If the soldier has configured the invention in the IR-Only arrangement, the IR video imagery will be displayed in the following way. The IR Camera's video-out will plug into the IR Camera Mount's video-in. The IR Camera Mount's video-out will plug into the Assembly Slide's video-in. From the Assembly Slide's video-in, the video signal will go through to the Assembly Slide's video-out to the HMD's video-in interface, and then the image will be displayed to the soldier.

Both the invention and the HMD can be stowed out of the field of view of the soldier (FIG. 22). This is especially necessary when the soldier has configured the invention in the PVS-14-0nly mode, which does not require the HMD. The soldier simply folds the HMD vertically and the display is above the bill of the helmet and safely out of view.

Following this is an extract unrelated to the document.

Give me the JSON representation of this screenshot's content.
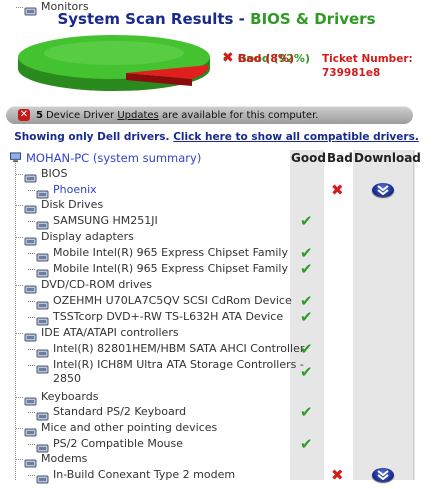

All of the pieces of the invention are attached using the same latch mechanism. Both the IR Camera Mount and the PVS-14/IR Bracket have a spring loaded Release Lever which grips a friction fit Catch. These catches are located inside the Assembly Slide's Receiving Port for the PVS-14/IR Bracket and in the Receiving Port of the PVS-14/IR Bracket for the IR Camera Mount. The soldier simply pushes down on the Release Lever, which clears the Lever from the Catch and then simply pulls the part out of the receiving port. (FIG. 23)

The modular design allows for numerous configurations to be chosen by the individual soldier. With the ability of the mounting system to be easily customized by the soldier, it allows him to take full advantage of the available technology to accomplish varying mission objectives.